and label each category.


Try to conceptualize your data as a whole i n an inductive conceptual framework.



. __ ... . _ ..



Review the new theory you have developed from the data to consider the new
information it provides. I s the theory well grounded? Does it offer a more compre
hens ive expl anation of the issues than a single participant could have described?

Further reading on methods


Charmaz! K. (2006) Constructing Grounded Theory: A Practical Guide through

Qualitative Analysis. London: Sage Publications. This is a n excellent book that

synthesises the tasks of grounded theory in an accessible way! useful for both
novice and more experienced analysts.
Corbin! 1.} and Strauss, A (2008) Basics of Qualitative Research: Techniques and

Procedures for Developing Grounded Theory, 3rd edition. Thousand Oaks} CA: Sage
Publications. A landmark volume for outlining the practical tasks of conducting a
grounded theory ana lysis.
Lewins! A arid Silver,

(2007) Using Software in Qualitative Research: A Step-by

Step Guide. London: Sage Publications. This book provides a guide to using quali
tative software to support data analysis, It does not discuss analysis per se but
outlines critical analysis issues related to three leading software packages for analy
sis: Atlas,ti 5} MAXQDA 2 and NVivo 7 .
Richards, 1 . (2005) Handling Qualitative Data: A Practical Guide. London: Sage
Publications. This book provides practical guidance on setting up data in a project!
working with data and making sense of data .

o Further reading on field practice

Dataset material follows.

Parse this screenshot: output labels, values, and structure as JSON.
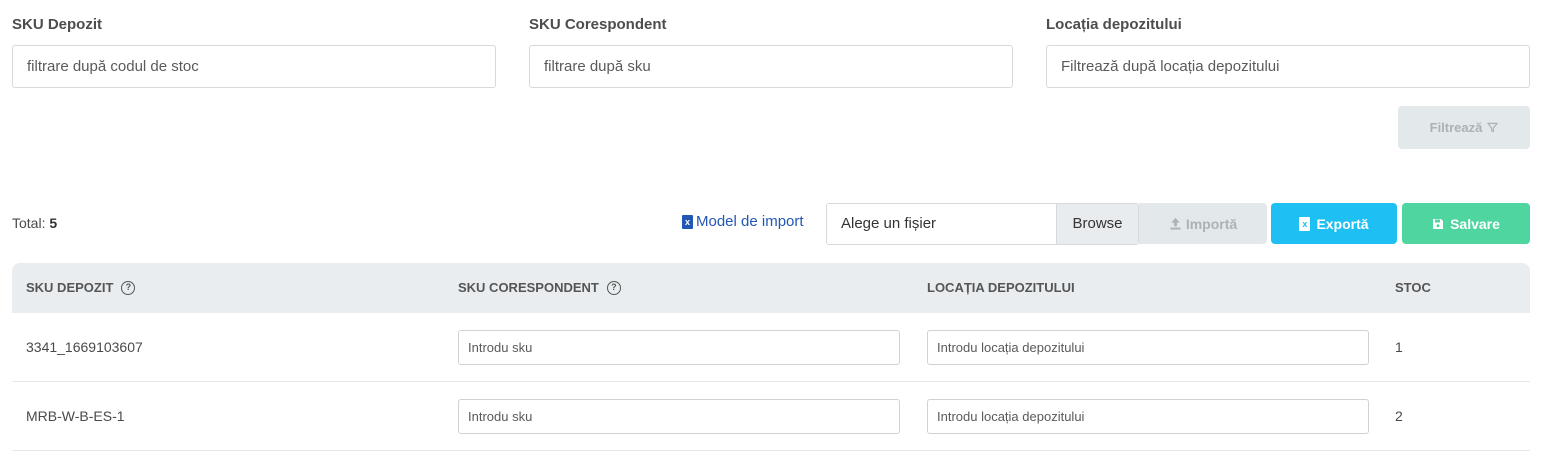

Polzer, R . and Miles, M . (2007) 'Spirituality in African Americans with diabetes: Self
management through a relationship with God', Qualita tive Health Research, 1 7 (2):
1 76-88. This article is a good example of a well-written grounded theory analysis leading
to the development of an i nductive theoretical mode l .
Rajabiun, S . ; Malli nson, R . , McKoy, K . , Coleman, S . , Drainoni, M . , Rebholz, C . a n d Holbert, T.
(2007) '''Getting me back on track": The role of outreach interventions in engaging and
retaining people living with H I V/AIDS in medical care', A IDS Patient Care and STOs, 21
(supplement 1): S20-9 . This article has a good description of the grounded theory analytic
process, including a discussion on the development of categories a nd the development of
an ind uctive model.
H ay, J"


Cruz, G . a nd Ostroff, J. (2005) 'Thin king t h rough cancer risk:

Characterizing smo kers' process of risk determination', Qualitative Health Research, 15 (8):
10 74-85. This article uses grounded theory to develop a heuristic model.